Two former [Labor] Australian Foreign Ministers – Bob Carr (2012-2013) and Gareth Evans (1988-1996) – have published an article this past week engaging in a semantic tug of war with Australia’s current [Liberal] Foreign Minister – Julie Bishop – over Australia’s recently declared policy of refusing to describe East Jerusalem as “occupied territory”.
East Jerusalem and Judea and Samaria were conquered in 1948 by Transjordan and illegally annexed in 1950 – when Transjordan then changed its name to “Jordan” and the 3000 years old geographic designation of “Judea and Samaria” to the “West Bank”.
East Jerusalem and the West Bank were lost by Jordan to Israel in the 1967 Six Day War.
In 1980, the Israeli Knesset passed a Basic Law declaring reunified Jerusalem the eternal capital of Israel, while providing for freedom of access to each religion's holy sites – a decision not sanctioned by the United Nations.
“Occupied territory” carries the clear connotation that such territory indisputably belongs to someone else. Yet East Jerusalem and the West Bank have not been under any internationally recognised sovereignty or control since Great Britain handed back its administration of the Mandate for Palestine to the United Nations in 1948. Israel refers to the West Bank as “disputed territory”:
“The West Bank and Gaza Strip are disputed territories whose status can only be determined through negotiations. Occupied territories are territories captured in war from an established and recognized sovereign. As the West Bank and Gaza Strip were not under the legitimate and recognized sovereignty of any state prior to the Six Day War, they should not be considered occupied territories.
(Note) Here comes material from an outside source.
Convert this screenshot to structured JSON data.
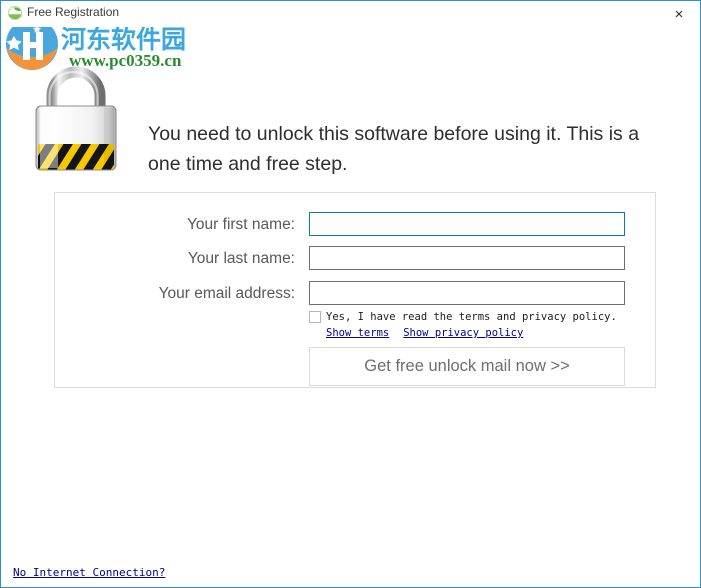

The people of Israel have ancient ties to the territories, as well as a continuous centuries-old presence there. These areas were the cradle of Jewish civilization. Israel has rights in the West Bank and Gaza Strip, rights that the Palestinians deliberately disregard.”agrees:
“It is important, as far as you can, not to use loaded terms, not to use pejorative terms, not to use terms which suggest that matters have been prejudged and that is a freighted term.
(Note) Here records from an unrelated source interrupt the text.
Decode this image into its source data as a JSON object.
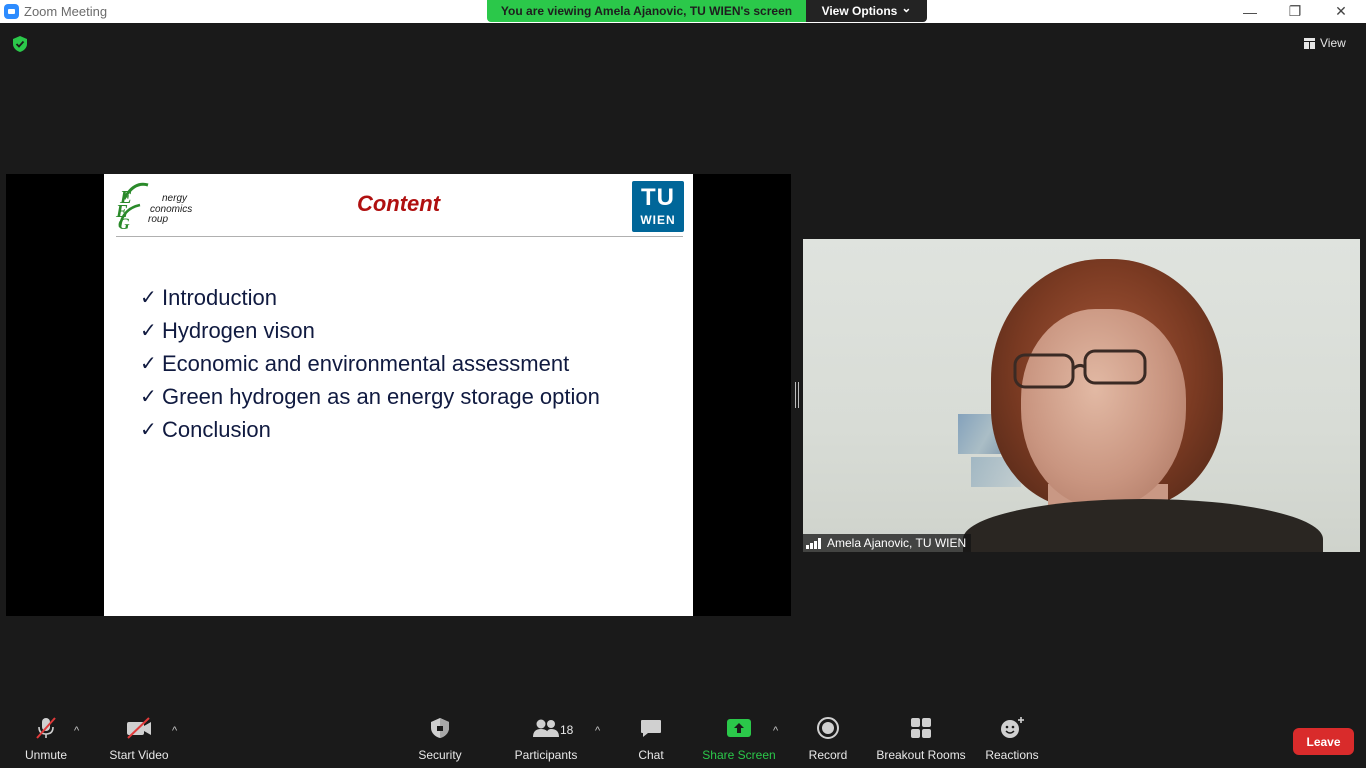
{
  "window": {
    "title": "Zoom Meeting",
    "minimize": "—",
    "restore": "❐",
    "close": "✕"
  },
  "banner": {
    "viewing": "You are viewing Amela Ajanovic, TU WIEN's screen",
    "view_options": "View Options",
    "chevron": "⌄"
  },
  "top": {
    "view_label": "View"
  },
  "slide": {
    "title": "Content",
    "eeg_logo_lines": [
      "nergy",
      "conomics",
      "roup"
    ],
    "eeg_logo_letters": [
      "E",
      "E",
      "G"
    ],
    "tu_top": "TU",
    "tu_bottom": "WIEN",
    "check": "✓",
    "bullets": [
      "Introduction",
      "Hydrogen vison",
      "Economic and environmental assessment",
      "Green hydrogen as an energy storage option",
      "Conclusion"
    ]
  },
  "video": {
    "participant_name": "Amela Ajanovic, TU WIEN"
  },
  "toolbar": {
    "unmute": "Unmute",
    "start_video": "Start Video",
    "security": "Security",
    "participants": "Participants",
    "participants_count": "18",
    "chat": "Chat",
    "share_screen": "Share Screen",
    "record": "Record",
    "breakout_rooms": "Breakout Rooms",
    "reactions": "Reactions",
    "leave": "Leave",
    "caret": "^"
  },
  "colors": {
    "accent_green": "#2bc84a",
    "leave_red": "#d92b2b",
    "slide_title_red": "#b01010",
    "tu_blue": "#006699"
  }
}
The truth is they’re disputed territories.”Carr and Evans conveniently overlook mentioning or rebutting Israel’s position – indicating a level of intellectual dishonesty which is disappointing coming from persons with such distinguished backgrounds.
Instead, Carr and Evans ring the alarm bells – attempting to incite a state of international hysteria when claiming:
“If East Jerusalem is not to be referred to as “occupied”, why not Nablus or Bethlehem? If the Australian government can say “occupied East Jerusalem” is fraught with “pejorative implications” what is to stop Ms Bishop applying this to the occupied West Bank as a whole? It is a short step away for the Coalition government to declare that all the West Bank, with its population of more than 2 million Arabs, is no more than a “disputed" territory.'Are they really unaware that 40 per cent of the West Bank – including Nablus and Bethlehem - contains 96 per cent of the West Bank Arab population – and has been under the total administrative control of the Palestine Liberation Organisation since 1995?
Have they forgotten that Israel offered to cede its claims to sovereignty in more than 90 per cent of the West Bank to the Palestinian Authority in 2000/2001 and 2008 – and that both offers were rejected.
Carr and Evans aren’t averse in misleading their readership when they assert:
“The International Court of Justice in 2004 declared not only that the West Bank was occupied but that this was illegal.”It is unseemly that they forget to mention that this decision was an Advisory Opinion only and has no binding legal effect.
What is completely inexcusable is that Carr and Evans relied only on this International Court of Justice decision – whilst apparently failing to consider the following established international law with specific application to the West Bank – namely:
1. The Mandate for Palestine 1922 – especially article 6 – and article 80 of the United Nations Charter; and
2. Security Council Resolutions 242 and 338
The Arab-Jewish conflict has been an ongoing battle of words as much as a series of real live battles fought by the Jews against its Palestinian Arab neighbours, the armies of six Arab States and a myriad number of terrorist groups over the last 130 years.
Notable semantic battles that have influenced the political debate include:
1. Do the words “in Palestine” as used in the Mandate for Palestine mean “all of Palestine”?
2. Do the words “Withdraw from territories” used in Security Council Resolution 242 mean “all the territories”?
3. Are there “1967 borders” or only “1967 armistice lines”?
4. Did the words “Reconstitute the Jewish National Home” as used in the Mandate for Palestine preclude the creation of a Jewish State?
5. Does “Palestine” include what is today called “Jordan”?semantic minefield needs to be found which leads to the parties using commonly agreed and understood language.
If not, this minefield could blow up with disastrous consequences for everyone – not just the disputants.
Another Syria or Iraq is the last thing the world needs now.